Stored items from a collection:
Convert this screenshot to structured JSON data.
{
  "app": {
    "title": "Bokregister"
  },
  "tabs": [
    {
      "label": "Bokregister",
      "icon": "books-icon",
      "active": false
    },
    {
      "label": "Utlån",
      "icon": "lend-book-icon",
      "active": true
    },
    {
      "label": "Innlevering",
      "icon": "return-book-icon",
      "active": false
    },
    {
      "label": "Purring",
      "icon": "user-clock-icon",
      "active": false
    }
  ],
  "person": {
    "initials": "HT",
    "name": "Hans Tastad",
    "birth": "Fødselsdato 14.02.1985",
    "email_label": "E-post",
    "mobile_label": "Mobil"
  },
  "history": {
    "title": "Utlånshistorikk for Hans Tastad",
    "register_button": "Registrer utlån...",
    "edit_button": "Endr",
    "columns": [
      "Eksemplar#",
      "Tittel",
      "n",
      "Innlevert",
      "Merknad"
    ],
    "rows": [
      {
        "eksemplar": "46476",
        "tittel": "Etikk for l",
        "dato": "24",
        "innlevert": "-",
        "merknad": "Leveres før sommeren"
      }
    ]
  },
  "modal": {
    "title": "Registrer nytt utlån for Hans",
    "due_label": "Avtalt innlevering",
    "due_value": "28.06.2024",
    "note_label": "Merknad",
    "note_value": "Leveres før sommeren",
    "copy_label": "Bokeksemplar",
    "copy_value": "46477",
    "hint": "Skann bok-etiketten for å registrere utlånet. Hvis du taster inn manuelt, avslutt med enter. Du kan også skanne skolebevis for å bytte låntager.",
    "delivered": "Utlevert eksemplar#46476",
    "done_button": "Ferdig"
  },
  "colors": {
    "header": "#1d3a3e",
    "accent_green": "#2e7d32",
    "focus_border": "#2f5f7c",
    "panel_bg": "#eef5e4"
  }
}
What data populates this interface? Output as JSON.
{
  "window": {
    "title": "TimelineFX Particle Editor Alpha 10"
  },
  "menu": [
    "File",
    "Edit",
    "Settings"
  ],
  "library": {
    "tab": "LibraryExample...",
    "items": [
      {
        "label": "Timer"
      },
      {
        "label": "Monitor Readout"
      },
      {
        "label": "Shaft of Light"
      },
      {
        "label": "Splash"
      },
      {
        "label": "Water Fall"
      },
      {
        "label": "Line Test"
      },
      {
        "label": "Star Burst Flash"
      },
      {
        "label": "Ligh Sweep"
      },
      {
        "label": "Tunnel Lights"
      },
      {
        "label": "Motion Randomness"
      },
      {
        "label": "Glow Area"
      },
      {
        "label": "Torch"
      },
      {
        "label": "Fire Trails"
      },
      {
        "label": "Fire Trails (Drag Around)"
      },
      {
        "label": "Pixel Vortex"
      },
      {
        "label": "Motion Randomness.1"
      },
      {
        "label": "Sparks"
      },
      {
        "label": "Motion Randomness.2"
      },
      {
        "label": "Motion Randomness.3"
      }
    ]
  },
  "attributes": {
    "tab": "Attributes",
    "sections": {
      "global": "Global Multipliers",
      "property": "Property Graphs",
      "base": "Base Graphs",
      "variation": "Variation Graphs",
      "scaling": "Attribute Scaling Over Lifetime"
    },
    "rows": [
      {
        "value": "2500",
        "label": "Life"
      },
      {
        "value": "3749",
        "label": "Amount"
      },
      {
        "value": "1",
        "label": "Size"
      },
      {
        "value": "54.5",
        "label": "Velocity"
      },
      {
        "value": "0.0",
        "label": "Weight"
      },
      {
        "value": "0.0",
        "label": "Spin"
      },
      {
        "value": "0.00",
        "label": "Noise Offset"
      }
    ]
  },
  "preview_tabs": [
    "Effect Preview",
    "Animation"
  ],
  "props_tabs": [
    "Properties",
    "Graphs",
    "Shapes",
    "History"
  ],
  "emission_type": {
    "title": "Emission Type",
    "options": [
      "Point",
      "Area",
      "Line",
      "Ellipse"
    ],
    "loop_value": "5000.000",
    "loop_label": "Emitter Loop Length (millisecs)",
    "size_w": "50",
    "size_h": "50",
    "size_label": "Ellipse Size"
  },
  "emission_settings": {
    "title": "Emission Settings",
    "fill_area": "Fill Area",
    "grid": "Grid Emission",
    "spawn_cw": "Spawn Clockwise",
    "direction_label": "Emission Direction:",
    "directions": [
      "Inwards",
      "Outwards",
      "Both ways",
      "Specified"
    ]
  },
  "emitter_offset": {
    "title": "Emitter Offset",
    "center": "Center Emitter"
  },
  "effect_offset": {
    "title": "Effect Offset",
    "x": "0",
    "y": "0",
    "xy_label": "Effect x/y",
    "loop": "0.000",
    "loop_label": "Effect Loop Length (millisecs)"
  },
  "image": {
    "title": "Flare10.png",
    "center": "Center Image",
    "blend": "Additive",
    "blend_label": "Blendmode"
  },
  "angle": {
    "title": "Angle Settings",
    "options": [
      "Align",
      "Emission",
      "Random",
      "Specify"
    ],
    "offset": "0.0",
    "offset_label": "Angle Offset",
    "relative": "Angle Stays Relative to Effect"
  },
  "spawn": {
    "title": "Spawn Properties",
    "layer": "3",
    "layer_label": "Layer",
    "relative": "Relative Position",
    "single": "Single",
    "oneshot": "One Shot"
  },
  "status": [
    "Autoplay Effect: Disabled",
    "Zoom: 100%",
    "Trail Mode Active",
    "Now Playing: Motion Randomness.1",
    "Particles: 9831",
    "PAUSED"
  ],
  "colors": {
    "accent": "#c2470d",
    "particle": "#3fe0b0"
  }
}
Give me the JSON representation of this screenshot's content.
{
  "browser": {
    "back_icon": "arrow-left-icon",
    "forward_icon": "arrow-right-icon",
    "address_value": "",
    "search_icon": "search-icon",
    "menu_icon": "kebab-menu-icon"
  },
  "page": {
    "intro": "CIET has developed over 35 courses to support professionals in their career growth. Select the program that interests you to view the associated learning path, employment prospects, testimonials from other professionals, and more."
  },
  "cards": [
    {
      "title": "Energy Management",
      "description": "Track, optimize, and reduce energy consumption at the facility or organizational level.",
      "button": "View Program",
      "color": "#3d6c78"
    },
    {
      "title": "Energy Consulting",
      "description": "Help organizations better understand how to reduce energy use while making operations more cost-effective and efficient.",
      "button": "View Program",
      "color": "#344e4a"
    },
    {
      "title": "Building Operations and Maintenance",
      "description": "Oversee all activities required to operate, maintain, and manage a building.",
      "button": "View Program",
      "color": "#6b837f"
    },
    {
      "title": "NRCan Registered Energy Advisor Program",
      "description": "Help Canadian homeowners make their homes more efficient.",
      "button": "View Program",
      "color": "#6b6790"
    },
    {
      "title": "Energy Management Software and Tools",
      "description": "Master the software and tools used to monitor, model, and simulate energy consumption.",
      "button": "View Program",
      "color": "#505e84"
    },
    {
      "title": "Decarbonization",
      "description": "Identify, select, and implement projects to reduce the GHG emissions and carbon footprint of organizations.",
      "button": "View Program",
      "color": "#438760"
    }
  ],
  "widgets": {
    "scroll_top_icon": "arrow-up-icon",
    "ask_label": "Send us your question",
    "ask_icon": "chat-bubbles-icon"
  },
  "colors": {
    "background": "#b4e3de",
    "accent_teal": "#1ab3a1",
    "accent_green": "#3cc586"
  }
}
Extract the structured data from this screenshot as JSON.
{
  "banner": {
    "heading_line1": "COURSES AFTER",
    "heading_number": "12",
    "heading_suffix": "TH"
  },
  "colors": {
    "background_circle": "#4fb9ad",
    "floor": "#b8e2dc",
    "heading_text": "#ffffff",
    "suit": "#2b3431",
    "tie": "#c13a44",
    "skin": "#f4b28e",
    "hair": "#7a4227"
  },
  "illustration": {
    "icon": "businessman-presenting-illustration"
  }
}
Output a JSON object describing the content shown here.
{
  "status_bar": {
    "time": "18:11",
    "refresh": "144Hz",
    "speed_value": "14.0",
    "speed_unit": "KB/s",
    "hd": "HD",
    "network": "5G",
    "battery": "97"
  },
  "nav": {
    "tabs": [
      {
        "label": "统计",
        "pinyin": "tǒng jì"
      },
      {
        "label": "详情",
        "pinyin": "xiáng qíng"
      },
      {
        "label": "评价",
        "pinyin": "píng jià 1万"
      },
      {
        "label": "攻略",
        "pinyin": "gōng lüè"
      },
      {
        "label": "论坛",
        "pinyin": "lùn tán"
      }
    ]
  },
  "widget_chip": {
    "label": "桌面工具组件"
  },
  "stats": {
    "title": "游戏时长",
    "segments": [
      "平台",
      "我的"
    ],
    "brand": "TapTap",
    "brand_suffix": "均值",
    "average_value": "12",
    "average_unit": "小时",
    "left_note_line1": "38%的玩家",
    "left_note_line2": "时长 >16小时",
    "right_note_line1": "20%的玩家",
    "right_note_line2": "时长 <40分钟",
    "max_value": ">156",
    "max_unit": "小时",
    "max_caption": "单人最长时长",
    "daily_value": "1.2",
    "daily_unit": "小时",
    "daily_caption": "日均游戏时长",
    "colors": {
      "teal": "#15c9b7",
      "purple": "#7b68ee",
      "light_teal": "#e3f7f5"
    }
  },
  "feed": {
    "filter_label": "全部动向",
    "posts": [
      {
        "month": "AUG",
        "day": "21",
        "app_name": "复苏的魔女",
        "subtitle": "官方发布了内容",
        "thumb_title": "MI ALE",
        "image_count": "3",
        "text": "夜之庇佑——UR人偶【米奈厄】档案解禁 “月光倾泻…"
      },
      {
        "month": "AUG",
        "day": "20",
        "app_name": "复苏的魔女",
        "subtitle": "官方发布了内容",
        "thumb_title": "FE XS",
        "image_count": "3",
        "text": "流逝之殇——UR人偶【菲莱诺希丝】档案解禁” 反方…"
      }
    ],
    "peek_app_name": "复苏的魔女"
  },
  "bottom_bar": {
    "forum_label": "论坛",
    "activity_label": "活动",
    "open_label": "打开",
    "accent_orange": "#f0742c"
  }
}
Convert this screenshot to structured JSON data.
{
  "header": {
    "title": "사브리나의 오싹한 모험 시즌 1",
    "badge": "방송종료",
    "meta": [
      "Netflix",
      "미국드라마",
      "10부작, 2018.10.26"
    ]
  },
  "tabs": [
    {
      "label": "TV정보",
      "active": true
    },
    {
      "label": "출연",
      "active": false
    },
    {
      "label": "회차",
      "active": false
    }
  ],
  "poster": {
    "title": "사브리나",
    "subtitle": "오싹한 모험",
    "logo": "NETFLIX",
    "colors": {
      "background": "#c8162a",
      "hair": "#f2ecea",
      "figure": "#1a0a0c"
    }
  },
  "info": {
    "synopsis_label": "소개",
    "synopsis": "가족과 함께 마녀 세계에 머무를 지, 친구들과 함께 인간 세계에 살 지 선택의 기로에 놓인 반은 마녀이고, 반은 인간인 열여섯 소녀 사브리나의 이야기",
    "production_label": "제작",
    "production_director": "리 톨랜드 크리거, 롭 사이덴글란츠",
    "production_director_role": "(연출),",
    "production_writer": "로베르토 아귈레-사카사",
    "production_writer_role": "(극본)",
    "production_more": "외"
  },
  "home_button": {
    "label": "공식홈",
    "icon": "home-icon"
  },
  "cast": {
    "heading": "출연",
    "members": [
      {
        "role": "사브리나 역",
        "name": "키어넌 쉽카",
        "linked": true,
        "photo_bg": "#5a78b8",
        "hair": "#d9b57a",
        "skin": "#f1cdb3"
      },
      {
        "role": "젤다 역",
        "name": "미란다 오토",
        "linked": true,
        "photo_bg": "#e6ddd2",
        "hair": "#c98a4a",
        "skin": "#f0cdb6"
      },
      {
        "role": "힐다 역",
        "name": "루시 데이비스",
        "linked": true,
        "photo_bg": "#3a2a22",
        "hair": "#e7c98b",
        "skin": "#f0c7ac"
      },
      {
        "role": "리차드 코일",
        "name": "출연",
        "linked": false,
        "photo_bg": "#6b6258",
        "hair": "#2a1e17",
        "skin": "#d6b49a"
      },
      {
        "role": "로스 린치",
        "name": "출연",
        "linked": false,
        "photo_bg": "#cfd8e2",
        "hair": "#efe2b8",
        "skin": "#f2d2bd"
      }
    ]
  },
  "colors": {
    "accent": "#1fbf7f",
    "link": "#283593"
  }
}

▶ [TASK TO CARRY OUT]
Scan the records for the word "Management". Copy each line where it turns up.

▶ [ANSWER SECTION]
      "title": "Energy Management",
      "title": "Energy Management Software and Tools",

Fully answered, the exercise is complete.